Good Morning, Broncos fans! PFF has a lengthy interview with Brandon Lloyd, and there's plenty of interesting stuff. For one, Lloyd has had quite an interesting offseason - he's been selling specialty metal to aerospace companies in what he says started "as a joke". BLloyd says that although he grew up in KC, he was not a Chiefs fan per se - yet, he was a big Nick Lowery fan - go figure. Plus, he says what gives him the ability to make so many acrobatic catches is that he actually visualizes and dreams about doing so.
Lloyd also spoke of his relationship with Josh McDaniels, who apparently had wanted the Pats to draft the WR after running his Illinois pro day. But Brandon says he's not concerned by the switch to a more defensive-minded coach in John Fox and that he'll prepare the same way he always does - plus, that he would rather win more games and catch fewer balls. He also pointed to opposing defenses' shift to Cover 2 from Cover 1 as having hurt the Broncos' passing attack later in the season and says the team was outcoached in McDaniels' final game in KC.

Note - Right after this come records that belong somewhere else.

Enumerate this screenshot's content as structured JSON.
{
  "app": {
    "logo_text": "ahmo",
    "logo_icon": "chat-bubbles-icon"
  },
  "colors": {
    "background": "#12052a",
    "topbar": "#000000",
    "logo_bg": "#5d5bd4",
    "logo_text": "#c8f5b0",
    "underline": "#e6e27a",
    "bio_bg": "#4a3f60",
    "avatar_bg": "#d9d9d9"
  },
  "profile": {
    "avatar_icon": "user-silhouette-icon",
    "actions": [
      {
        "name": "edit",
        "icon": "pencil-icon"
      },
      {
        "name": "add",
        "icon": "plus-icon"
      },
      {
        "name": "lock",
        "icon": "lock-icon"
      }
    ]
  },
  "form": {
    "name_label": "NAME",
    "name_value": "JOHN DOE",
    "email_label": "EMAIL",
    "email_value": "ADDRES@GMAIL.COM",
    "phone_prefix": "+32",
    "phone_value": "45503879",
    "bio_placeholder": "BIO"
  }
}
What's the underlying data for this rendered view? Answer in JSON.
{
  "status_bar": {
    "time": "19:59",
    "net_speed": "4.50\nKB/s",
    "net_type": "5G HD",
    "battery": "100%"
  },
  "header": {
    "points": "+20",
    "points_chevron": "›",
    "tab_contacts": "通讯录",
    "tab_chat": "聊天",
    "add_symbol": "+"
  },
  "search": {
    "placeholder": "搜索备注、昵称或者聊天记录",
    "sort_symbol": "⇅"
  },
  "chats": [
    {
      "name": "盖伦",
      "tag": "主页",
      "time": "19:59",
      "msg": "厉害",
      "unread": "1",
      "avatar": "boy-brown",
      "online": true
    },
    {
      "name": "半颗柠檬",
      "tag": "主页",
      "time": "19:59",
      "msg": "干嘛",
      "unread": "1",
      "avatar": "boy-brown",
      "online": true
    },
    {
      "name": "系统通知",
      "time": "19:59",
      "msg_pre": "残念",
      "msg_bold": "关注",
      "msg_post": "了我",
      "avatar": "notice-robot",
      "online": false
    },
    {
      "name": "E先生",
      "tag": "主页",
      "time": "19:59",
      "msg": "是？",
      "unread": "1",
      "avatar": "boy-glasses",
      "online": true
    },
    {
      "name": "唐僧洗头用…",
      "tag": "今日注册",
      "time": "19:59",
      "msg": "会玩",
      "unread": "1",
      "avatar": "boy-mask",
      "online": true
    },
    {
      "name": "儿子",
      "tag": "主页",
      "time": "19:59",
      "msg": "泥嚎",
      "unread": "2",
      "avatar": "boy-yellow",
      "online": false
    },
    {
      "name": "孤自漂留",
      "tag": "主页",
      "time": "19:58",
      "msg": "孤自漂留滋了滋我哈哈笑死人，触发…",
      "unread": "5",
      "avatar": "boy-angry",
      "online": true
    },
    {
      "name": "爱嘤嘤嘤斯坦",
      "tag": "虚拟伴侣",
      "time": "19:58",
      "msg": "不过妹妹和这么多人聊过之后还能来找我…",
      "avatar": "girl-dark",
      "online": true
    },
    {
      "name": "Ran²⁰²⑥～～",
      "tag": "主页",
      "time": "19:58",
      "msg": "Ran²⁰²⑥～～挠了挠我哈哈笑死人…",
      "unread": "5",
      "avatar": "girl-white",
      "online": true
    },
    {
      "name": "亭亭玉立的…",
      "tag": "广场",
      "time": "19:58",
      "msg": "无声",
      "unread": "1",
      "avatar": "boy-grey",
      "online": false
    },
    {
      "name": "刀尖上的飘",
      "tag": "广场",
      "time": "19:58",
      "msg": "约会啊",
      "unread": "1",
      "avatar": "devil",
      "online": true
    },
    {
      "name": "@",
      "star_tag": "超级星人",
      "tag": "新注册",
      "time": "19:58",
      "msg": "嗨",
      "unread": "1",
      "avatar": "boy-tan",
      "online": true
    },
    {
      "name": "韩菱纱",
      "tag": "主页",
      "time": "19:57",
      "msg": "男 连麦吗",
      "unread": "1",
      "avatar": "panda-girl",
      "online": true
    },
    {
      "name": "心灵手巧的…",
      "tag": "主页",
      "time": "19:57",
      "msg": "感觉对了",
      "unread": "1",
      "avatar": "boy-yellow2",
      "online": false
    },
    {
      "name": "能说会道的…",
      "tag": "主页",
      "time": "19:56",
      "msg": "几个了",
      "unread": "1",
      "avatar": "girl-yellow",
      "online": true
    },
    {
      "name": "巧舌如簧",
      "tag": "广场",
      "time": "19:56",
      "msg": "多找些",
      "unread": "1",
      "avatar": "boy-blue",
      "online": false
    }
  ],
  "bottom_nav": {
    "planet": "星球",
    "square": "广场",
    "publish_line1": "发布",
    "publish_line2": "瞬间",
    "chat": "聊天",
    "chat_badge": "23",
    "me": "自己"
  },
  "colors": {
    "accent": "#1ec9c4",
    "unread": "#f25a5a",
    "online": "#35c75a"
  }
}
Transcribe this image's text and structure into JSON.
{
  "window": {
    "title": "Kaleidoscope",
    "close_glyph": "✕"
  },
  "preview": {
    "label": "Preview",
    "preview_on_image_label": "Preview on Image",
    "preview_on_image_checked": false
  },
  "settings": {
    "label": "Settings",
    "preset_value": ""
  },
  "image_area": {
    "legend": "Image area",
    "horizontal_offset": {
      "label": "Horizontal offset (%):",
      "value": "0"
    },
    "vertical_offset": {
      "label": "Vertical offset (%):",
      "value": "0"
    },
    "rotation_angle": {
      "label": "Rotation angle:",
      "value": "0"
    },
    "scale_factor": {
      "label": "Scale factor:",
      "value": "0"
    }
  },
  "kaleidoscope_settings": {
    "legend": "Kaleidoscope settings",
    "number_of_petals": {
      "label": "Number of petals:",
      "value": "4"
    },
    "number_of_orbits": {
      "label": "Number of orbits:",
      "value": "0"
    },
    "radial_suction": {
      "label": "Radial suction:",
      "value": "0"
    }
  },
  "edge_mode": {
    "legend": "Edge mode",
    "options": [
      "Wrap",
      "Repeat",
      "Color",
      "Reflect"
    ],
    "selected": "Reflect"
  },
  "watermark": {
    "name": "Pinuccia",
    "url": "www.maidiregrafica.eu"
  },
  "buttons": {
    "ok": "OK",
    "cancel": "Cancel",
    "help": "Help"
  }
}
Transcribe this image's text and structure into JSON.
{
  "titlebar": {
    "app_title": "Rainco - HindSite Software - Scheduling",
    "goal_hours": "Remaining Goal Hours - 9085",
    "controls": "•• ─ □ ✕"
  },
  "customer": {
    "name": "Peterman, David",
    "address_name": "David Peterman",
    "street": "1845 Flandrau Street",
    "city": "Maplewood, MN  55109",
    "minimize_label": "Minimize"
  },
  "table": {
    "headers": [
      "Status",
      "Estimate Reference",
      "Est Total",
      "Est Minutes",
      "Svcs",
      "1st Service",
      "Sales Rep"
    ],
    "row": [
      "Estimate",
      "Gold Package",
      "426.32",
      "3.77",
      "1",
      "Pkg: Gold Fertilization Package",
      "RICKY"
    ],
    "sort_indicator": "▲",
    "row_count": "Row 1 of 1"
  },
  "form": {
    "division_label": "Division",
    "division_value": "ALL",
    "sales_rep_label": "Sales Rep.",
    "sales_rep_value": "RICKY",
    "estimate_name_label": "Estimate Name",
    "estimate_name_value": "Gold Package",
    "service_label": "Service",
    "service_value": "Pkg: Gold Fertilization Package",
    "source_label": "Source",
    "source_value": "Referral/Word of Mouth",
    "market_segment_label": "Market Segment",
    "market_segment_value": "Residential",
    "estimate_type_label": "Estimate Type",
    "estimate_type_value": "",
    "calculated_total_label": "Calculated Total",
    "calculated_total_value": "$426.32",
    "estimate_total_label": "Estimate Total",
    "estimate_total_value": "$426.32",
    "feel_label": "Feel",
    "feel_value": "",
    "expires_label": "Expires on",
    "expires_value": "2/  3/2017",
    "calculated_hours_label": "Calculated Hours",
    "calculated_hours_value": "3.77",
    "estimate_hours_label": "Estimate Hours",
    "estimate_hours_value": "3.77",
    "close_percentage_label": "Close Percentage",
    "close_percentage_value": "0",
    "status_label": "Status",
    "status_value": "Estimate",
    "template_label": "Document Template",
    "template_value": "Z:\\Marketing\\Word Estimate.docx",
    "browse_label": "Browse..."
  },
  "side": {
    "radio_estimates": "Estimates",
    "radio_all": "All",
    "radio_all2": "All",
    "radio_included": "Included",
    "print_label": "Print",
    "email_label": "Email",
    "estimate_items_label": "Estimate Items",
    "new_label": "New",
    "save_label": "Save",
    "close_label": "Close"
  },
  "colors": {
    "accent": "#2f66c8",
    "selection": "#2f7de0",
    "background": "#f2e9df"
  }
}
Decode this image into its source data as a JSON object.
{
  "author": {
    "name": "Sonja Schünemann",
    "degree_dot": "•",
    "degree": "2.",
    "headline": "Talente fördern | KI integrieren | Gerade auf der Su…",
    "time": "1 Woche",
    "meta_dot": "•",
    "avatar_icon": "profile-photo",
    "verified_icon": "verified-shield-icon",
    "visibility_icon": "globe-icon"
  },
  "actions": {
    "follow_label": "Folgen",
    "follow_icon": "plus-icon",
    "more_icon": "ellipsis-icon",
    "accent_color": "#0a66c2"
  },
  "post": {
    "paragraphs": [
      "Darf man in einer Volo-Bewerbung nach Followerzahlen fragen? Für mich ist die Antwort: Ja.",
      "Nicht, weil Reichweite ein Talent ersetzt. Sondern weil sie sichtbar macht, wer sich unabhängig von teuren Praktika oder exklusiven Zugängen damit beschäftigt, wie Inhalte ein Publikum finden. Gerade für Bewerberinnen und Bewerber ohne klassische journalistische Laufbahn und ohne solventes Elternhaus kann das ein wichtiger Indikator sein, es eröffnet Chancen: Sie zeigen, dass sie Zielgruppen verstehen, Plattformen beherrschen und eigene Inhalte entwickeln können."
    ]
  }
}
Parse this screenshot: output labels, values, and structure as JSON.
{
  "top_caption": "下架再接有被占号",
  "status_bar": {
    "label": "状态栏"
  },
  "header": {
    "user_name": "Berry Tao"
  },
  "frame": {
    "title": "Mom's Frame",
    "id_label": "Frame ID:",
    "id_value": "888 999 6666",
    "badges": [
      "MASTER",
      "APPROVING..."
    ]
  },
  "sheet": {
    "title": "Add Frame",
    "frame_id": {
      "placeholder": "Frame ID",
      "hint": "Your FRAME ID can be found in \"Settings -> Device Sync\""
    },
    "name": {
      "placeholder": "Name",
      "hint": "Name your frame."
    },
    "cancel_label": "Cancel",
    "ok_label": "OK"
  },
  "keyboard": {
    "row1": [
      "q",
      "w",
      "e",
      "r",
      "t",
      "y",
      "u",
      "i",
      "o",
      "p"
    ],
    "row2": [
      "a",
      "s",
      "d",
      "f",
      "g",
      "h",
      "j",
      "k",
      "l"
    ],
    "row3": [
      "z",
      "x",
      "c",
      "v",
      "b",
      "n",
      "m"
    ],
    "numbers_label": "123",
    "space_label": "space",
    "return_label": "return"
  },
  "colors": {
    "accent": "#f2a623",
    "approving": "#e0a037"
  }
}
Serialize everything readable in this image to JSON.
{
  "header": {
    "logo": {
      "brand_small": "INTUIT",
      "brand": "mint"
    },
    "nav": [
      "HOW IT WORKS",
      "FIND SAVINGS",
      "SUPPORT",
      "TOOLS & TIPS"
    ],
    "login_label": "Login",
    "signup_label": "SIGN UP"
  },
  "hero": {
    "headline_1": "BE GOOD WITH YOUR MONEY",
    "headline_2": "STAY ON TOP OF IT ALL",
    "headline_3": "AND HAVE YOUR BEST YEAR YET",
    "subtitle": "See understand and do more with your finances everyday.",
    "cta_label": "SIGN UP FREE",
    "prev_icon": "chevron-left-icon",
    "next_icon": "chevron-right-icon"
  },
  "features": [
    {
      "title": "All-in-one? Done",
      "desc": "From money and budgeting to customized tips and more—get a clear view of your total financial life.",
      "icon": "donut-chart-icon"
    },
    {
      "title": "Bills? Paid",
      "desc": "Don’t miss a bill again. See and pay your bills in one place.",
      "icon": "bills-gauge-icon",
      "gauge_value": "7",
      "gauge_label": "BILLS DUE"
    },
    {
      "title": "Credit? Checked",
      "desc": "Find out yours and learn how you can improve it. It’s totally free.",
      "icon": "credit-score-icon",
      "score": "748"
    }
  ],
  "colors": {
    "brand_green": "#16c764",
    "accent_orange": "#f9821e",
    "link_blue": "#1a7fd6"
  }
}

In addition to marveling at Tim Tebow's will and determination (and whose mechanics he says need tightening) and rehashing his past in San Fran and Washington, Lloyd thankfully says that playing football has still not become "a job" for him, and that he still enjoys the game, which he says he figures he only has 3-5 years left playing. Frankly, if Lloyd were to slip back to catching 10 or 20 balls a year I'd still like to see him in Denver, just to hear what he has to say...